--- SOURCE DATA Enclosed Below ---
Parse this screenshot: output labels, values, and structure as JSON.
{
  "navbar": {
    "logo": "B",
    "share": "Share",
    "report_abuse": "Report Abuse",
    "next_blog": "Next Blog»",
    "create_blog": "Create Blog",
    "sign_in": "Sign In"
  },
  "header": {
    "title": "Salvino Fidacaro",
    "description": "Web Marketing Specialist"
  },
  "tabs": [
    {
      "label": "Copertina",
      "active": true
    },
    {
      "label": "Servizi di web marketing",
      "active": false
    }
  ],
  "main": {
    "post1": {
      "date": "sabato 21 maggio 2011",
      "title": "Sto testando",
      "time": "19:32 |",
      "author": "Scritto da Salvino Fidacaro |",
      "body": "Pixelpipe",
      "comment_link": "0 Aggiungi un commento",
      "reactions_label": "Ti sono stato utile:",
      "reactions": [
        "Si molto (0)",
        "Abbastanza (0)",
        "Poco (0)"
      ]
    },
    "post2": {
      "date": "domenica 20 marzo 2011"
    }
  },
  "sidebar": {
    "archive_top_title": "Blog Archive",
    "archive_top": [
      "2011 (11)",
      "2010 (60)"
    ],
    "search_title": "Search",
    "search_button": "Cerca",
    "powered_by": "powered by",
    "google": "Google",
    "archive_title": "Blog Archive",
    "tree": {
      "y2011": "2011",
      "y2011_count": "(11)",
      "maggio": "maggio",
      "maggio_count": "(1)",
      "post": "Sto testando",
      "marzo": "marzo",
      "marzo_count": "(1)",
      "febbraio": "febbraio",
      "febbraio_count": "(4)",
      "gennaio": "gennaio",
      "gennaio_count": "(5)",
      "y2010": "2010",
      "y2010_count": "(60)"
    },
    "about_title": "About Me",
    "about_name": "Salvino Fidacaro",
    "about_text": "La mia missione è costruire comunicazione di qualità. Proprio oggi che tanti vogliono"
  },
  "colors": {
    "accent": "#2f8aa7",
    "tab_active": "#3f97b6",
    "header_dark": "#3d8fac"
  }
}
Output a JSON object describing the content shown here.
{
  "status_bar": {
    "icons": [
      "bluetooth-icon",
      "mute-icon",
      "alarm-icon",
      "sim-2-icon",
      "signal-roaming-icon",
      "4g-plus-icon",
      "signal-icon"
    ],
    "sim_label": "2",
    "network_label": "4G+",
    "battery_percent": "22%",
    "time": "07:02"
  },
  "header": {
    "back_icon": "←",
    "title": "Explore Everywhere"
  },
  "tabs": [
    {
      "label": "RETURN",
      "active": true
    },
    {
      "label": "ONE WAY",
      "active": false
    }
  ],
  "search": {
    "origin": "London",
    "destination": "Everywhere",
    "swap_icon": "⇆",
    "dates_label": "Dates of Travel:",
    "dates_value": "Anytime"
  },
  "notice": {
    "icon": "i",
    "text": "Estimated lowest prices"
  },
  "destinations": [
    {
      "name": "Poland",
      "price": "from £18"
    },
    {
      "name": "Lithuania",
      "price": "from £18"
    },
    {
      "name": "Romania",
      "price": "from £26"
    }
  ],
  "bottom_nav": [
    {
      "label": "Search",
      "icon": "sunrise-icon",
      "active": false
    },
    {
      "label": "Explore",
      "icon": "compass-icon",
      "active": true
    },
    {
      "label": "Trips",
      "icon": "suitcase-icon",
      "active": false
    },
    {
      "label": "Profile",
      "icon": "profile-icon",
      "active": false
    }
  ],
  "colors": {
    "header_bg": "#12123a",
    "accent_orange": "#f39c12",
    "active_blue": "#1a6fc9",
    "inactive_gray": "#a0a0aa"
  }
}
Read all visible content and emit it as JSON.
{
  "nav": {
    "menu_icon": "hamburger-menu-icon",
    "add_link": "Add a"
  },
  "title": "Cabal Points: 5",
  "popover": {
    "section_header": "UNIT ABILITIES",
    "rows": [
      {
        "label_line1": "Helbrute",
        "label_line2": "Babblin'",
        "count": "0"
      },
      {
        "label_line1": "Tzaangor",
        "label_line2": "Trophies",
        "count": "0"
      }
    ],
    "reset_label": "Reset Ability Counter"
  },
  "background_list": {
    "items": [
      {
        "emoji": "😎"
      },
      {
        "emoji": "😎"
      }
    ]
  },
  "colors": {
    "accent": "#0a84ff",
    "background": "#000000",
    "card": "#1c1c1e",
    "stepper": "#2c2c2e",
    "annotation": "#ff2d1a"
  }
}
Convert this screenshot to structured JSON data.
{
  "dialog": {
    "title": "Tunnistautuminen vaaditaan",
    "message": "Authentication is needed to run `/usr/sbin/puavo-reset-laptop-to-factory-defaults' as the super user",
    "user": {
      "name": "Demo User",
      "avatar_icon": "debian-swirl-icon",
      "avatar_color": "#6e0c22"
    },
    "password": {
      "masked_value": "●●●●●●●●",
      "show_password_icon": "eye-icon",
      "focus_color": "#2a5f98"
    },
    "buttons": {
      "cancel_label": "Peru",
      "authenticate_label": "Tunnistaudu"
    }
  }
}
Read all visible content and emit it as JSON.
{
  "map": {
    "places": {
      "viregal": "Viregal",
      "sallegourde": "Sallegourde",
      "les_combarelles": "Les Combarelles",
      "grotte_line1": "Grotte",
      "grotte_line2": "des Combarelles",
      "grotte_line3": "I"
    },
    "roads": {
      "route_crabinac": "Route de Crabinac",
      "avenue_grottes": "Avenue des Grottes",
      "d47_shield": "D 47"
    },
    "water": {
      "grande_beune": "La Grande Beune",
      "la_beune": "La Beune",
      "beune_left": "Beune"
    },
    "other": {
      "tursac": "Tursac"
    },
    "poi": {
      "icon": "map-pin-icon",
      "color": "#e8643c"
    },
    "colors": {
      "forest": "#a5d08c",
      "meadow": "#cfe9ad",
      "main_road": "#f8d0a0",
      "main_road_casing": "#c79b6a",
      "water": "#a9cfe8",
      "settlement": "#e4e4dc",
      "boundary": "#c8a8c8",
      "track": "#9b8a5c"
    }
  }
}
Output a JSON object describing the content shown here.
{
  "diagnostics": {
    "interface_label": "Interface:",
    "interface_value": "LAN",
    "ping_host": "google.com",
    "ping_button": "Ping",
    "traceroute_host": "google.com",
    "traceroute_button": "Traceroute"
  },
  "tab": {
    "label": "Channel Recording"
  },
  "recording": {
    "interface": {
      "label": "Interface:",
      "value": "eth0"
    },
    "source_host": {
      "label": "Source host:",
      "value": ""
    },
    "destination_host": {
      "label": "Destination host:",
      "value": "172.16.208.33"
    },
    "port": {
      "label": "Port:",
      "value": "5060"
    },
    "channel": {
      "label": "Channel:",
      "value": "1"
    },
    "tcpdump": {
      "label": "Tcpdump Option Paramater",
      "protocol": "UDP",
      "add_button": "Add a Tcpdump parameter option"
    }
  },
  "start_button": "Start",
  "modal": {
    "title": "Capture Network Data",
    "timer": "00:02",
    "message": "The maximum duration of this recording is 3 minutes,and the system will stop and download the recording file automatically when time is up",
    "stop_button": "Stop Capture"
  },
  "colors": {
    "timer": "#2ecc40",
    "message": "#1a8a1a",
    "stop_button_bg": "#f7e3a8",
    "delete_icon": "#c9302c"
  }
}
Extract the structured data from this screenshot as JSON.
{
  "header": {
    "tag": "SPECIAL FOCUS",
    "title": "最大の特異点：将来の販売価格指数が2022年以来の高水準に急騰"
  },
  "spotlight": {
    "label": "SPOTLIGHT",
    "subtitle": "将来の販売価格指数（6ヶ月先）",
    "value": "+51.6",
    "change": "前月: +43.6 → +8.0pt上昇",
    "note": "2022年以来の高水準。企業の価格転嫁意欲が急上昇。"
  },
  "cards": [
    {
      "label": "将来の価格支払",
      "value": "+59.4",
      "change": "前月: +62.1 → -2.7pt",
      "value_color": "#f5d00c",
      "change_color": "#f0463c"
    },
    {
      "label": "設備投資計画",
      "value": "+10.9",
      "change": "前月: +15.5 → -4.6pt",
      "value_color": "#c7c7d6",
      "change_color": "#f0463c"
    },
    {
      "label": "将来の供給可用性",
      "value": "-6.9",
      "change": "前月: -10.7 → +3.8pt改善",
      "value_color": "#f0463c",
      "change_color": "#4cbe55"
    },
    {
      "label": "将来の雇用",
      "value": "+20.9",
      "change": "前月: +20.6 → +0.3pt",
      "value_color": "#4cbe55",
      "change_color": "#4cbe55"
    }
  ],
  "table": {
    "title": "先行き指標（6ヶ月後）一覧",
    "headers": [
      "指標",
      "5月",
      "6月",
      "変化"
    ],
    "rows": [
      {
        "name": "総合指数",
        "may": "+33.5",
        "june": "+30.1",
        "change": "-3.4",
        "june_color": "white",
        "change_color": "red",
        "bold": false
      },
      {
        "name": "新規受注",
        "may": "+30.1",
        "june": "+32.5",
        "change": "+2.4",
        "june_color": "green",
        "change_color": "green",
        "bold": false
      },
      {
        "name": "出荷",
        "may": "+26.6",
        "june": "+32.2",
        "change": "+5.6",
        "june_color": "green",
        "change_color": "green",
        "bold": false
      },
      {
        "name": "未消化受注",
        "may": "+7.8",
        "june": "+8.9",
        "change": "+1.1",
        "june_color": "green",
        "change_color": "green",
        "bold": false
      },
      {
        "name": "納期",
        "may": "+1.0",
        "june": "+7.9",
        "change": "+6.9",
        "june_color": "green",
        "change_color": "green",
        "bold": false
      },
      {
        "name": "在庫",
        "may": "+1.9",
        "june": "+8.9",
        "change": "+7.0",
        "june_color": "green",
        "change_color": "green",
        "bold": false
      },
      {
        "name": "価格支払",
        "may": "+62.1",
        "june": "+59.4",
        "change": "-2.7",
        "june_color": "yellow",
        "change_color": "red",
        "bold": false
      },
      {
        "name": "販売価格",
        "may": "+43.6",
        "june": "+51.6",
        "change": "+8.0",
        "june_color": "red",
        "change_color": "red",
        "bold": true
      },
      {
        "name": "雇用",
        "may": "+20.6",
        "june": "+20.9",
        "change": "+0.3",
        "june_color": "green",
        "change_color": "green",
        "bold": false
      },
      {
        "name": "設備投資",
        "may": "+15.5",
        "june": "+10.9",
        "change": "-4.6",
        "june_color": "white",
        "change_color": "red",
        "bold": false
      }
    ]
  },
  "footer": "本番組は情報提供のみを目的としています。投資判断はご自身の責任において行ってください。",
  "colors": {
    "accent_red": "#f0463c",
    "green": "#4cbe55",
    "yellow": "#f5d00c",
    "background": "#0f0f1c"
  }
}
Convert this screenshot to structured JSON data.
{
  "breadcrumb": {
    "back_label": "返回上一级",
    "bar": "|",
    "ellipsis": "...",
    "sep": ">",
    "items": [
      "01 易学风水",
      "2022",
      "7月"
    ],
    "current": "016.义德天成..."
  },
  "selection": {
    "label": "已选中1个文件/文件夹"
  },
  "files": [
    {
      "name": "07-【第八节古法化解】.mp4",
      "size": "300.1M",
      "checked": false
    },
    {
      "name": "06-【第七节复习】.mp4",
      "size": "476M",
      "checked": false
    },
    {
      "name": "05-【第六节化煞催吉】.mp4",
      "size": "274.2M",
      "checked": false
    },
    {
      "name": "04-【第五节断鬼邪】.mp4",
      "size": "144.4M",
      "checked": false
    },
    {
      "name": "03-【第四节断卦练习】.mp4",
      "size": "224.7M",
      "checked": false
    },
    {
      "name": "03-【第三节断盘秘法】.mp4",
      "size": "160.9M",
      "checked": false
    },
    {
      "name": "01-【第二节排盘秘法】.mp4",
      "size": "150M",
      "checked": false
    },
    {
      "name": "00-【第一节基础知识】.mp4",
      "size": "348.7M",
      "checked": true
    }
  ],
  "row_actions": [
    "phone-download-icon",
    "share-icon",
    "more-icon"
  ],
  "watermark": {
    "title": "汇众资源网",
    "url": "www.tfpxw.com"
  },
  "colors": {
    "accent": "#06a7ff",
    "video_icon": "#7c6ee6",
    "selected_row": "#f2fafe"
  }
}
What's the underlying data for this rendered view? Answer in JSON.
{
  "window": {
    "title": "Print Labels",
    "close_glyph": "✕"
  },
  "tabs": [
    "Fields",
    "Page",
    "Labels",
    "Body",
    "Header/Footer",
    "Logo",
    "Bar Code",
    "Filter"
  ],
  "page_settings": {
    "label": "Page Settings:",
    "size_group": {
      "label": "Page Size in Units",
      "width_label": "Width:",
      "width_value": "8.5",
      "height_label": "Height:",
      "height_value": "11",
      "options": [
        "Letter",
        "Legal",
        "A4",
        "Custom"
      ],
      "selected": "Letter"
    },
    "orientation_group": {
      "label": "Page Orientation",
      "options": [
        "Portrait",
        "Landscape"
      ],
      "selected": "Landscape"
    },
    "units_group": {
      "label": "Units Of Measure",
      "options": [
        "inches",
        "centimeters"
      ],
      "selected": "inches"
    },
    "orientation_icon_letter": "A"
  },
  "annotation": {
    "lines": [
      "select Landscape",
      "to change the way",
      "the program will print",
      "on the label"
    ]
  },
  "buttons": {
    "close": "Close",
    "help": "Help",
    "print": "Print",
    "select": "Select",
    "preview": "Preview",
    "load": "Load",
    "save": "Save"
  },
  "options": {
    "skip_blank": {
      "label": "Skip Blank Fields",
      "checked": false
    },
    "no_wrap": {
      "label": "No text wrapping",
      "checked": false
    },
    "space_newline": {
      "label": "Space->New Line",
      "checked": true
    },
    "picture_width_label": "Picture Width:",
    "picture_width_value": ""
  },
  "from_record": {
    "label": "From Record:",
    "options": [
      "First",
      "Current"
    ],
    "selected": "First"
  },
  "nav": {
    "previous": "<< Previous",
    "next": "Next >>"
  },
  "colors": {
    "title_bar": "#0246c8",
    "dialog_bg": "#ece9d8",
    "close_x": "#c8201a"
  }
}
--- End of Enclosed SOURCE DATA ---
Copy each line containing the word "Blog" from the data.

    "next_blog": "Next Blog»",
    "create_blog": "Create Blog",
    "archive_top_title": "Blog Archive",
    "archive_title": "Blog Archive",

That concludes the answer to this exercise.